In May 2008 the government predicted a $22 billion surplus in 2009. Now they have announced that in fact they will face a deficit of $57.6 billion. This is largely because government revenues have been decimated as company profits have declined. This has been particularly pronounced in the mining sector.
Cuts to welfare
While there has been much talk about attacks on “middle class welfare”, this ambiguous description is in fact code for all welfare payments including unemployment benefits and pensions. There will be a general tightening of non-means tested payments making it harder for people to qualify. This will also apply to the private health insurance rebate.
A range of medium to long term spending cuts were announced including an increase in the pension age and reduced superannuation concessions. These will especially impact on older people. While the pension will rise for singles by around $30 per week, this will hardly cover what has been lost in recent years.
What Labor give with one hand they take with the other. They want people to start working longer and harder to pay for this meagre rise. Swan announced plans to progressively increase the pension age to 67. Anyone now aged 52 or less will have to work until they are 67 before getting the age pension. This is also likely to be a precursor to lifting the age at which people can access superannuation payments.
The tightening of the means test for the aged pension will actually save the government $1.2 billion by the end of 2012-13. In other words some people will get a slight increase but many more will be left behind.
Young people are big losers in this budget. The government announced that from July young people aged 16 to 20 will be denied youth allowance unless they are at school, in training or have finished Year 12. The parents of young people who fail to meet these criteria will also loose their family tax benefit.
Students will be adversely affected as the budget has doubled the number of hours a student must work to prove their independence and encourages them to earn more before affecting their benefits. This means longer hours and less money for students who are already doing it hard.
Single parents and the unemployed will see no rise at all in their benefits despite the fact that Treasury has predicted that unemployment is set to rise to 8.5 per cent by 2011. Even this conservative estimate will mean 1 million people out of work and hundreds of thousands more underemployed.
While ordinary people were called on to pay, there was money to be found to significantly increase defence spending. More than $26.6 billion will be spent in 2009-10 alone. This figure represents a 20 per cent increase in spending over the last year.
Most of this money is earmarked for the disastrous intervention in Afghanistan, but there is also $240 million for Australia’s mini-imperialist adventures in East Timor and the Solomon Islands. While hospitals and schools crumble, 12 submarines, 100 joint strike fighters, 8 new frigates and new cruise missiles have been ordered.
Unrealistic growth expectations
The government has suggested that the economic growth for this year will be zero and next year the economy will contract by 0.5 per cent. Swan claims that the economy will return to 4.5 per cent growth by 2011-12 which is highly unlikely.
These estimates are extremely optimistic and are based on the assumption that China’s growth will improve dramatically over the next few years. The reality is that China is heavily dependant on exports to the US. Any increase in growth will be dependant on the strength of the US economy which at the moment is on very shaky ground.

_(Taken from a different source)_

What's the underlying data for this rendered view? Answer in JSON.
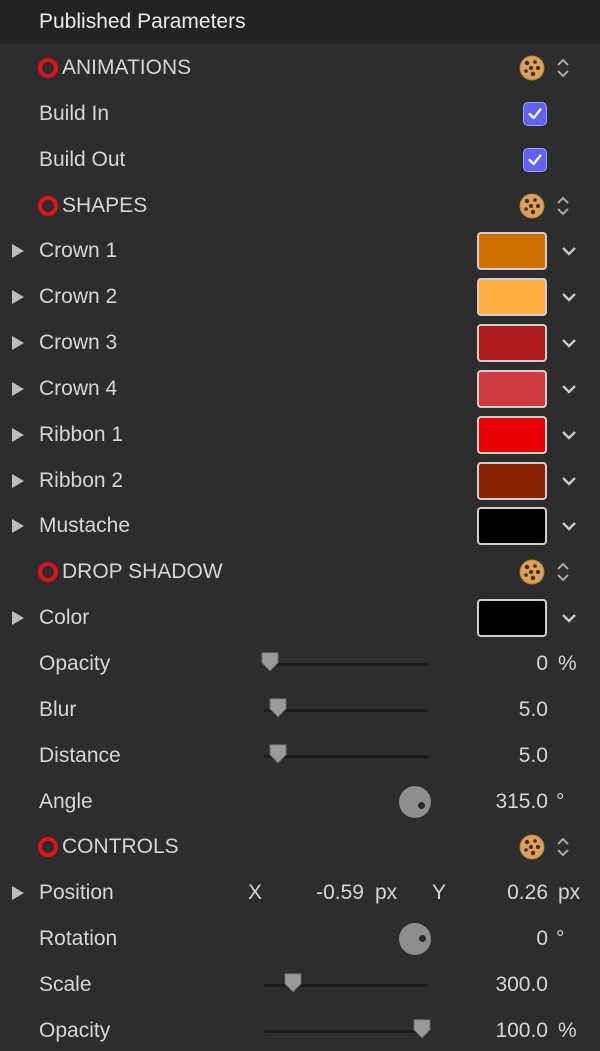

The budget saw tax cuts but once again it was the rich who get the biggest tax cut of all. The government kept these cuts to ‘maintain election promises’, yet is quite willing to break election promises when it comes to industrial relations. For those on annual incomes above $180,000 they will receive an extra $41 a week but taxpayers on less than $30,000 will pocket no more than $3. This is a slap in the face to low income earners.

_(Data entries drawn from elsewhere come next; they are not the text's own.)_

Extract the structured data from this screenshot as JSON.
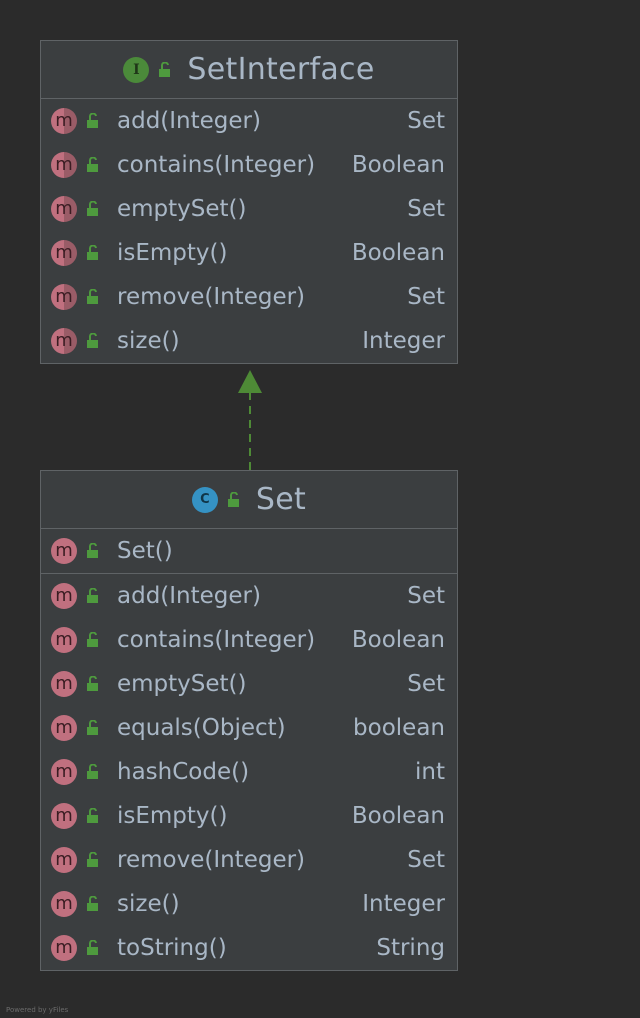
{
  "interface_box": {
    "kind_letter": "I",
    "title": "SetInterface",
    "methods": [
      {
        "name": "add(Integer)",
        "type": "Set"
      },
      {
        "name": "contains(Integer)",
        "type": "Boolean"
      },
      {
        "name": "emptySet()",
        "type": "Set"
      },
      {
        "name": "isEmpty()",
        "type": "Boolean"
      },
      {
        "name": "remove(Integer)",
        "type": "Set"
      },
      {
        "name": "size()",
        "type": "Integer"
      }
    ]
  },
  "class_box": {
    "kind_letter": "C",
    "title": "Set",
    "constructors": [
      {
        "name": "Set()",
        "type": ""
      }
    ],
    "methods": [
      {
        "name": "add(Integer)",
        "type": "Set"
      },
      {
        "name": "contains(Integer)",
        "type": "Boolean"
      },
      {
        "name": "emptySet()",
        "type": "Set"
      },
      {
        "name": "equals(Object)",
        "type": "boolean"
      },
      {
        "name": "hashCode()",
        "type": "int"
      },
      {
        "name": "isEmpty()",
        "type": "Boolean"
      },
      {
        "name": "remove(Integer)",
        "type": "Set"
      },
      {
        "name": "size()",
        "type": "Integer"
      },
      {
        "name": "toString()",
        "type": "String"
      }
    ]
  },
  "method_badge_letter": "m",
  "footer": "Powered by yFiles",
  "colors": {
    "background": "#2b2b2b",
    "box_fill": "#3b3e40",
    "box_border": "#5f6366",
    "text": "#a9b7c6",
    "interface_badge": "#4b8a3a",
    "class_badge": "#3592c4",
    "method_badge": "#c0707f",
    "lock_green": "#4e9a3e",
    "arrow_green": "#4e8a36"
  },
  "icons": {
    "visibility": "public-lock-icon",
    "method": "method-icon",
    "abstract_method": "abstract-method-icon",
    "interface": "interface-icon",
    "class": "class-icon",
    "relation": "realization-arrow"
  }
}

$22 billion was pledged for infrastructure spending but some of this has already been earmarked for existing projects. Swan claims this will lead to the creation of thousands of jobs but it will be the private construction companies who will benefit the most. Building and construction stocks surged after the announcement in anticipation of a massive profit windfall.
Propping up profits

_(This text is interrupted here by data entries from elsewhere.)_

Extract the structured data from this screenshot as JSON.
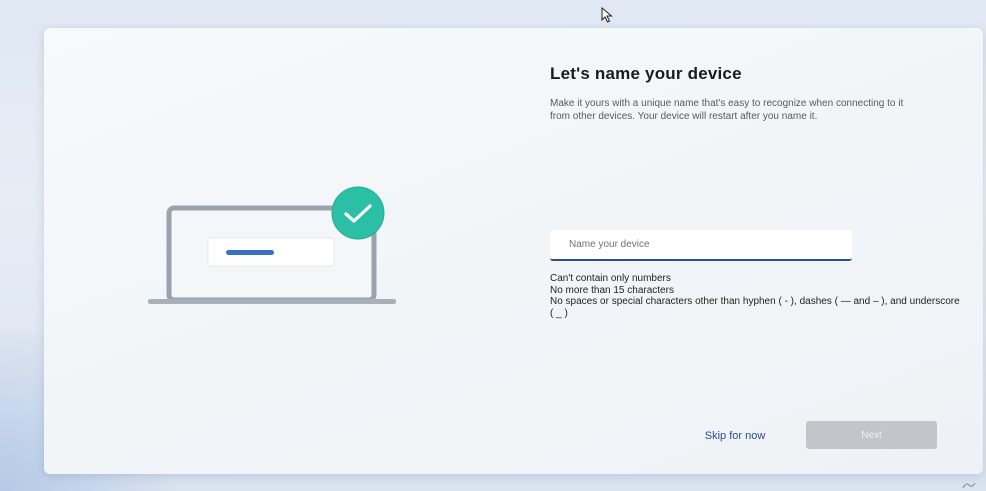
{
  "setup": {
    "title": "Let's name your device",
    "description": "Make it yours with a unique name that's easy to recognize when connecting to it from other devices. Your device will restart after you name it.",
    "name_input": {
      "value": "",
      "placeholder": "Name your device"
    },
    "rules": [
      "Can't contain only numbers",
      "No more than 15 characters",
      "No spaces or special characters other than hyphen ( - ), dashes ( — and – ), and underscore ( _ )"
    ],
    "skip_label": "Skip for now",
    "next_label": "Next",
    "next_enabled": false
  },
  "illustration": {
    "icons": [
      "laptop-icon",
      "checkmark-badge-icon"
    ],
    "accent_color": "#2bc0a5",
    "bar_color": "#3b6fc4"
  },
  "colors": {
    "link": "#2b4f8a",
    "disabled_button": "#c2c6cb"
  }
}
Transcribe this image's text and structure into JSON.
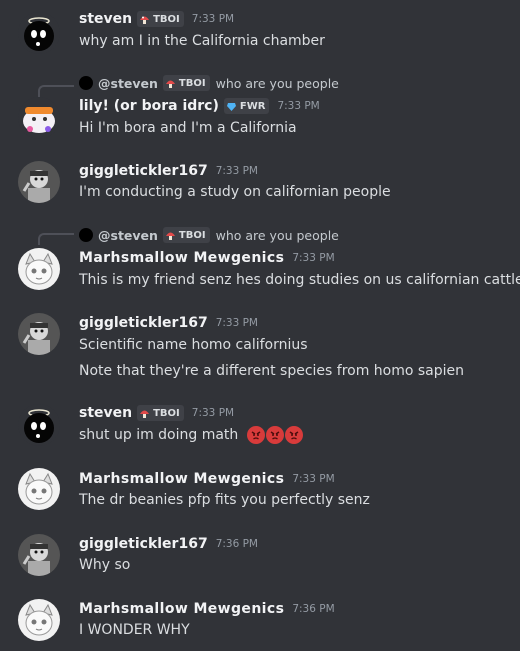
{
  "tags": {
    "tboi": "TBOI",
    "fwr": "FWR"
  },
  "messages": [
    {
      "user": "steven",
      "tag": "TBOI",
      "time": "7:33 PM",
      "text": "why am I in the California chamber"
    },
    {
      "reply_to": "@steven",
      "reply_tag": "TBOI",
      "reply_text": "who are you people",
      "user": "lily! (or bora idrc)",
      "tag": "FWR",
      "time": "7:33 PM",
      "text": "Hi I'm bora and I'm a California"
    },
    {
      "user": "giggletickler167",
      "time": "7:33 PM",
      "text": "I'm conducting a study on californian people"
    },
    {
      "reply_to": "@steven",
      "reply_tag": "TBOI",
      "reply_text": "who are you people",
      "user": "Marhsmallow Mewgenics",
      "time": "7:33 PM",
      "text": "This is my friend senz hes doing studies on us californian cattle"
    },
    {
      "user": "giggletickler167",
      "time": "7:33 PM",
      "text": "Scientific name homo californius",
      "text2": "Note that they're a different species from homo sapien"
    },
    {
      "user": "steven",
      "tag": "TBOI",
      "time": "7:33 PM",
      "text": "shut up im doing math",
      "emoji": "angry-face-emoji x3"
    },
    {
      "user": "Marhsmallow Mewgenics",
      "time": "7:33 PM",
      "text": "The dr beanies pfp fits you perfectly senz"
    },
    {
      "user": "giggletickler167",
      "time": "7:36 PM",
      "text": "Why so"
    },
    {
      "user": "Marhsmallow Mewgenics",
      "time": "7:36 PM",
      "text": "I WONDER WHY"
    }
  ]
}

The reality is that the Labor government spent the budget surplus and more on stimulus packages that were largely aimed at propping up company profits. The big banks and car companies as well as retail and construction bosses have been the real beneficiaries’ not ordinary people. Not one employer has been forced to protect jobs despite all the rhetoric.
Low income earners, sole parents, the unemployed and youth have all been left behind in this budget. The measures outlined by Labor are aimed at protecting profits and making ordinary people pay for a crisis that they did not create. The only way out of this mess is to replace the failed capitalist system with a planned and democratic socialist system that puts people before profits and provides for all.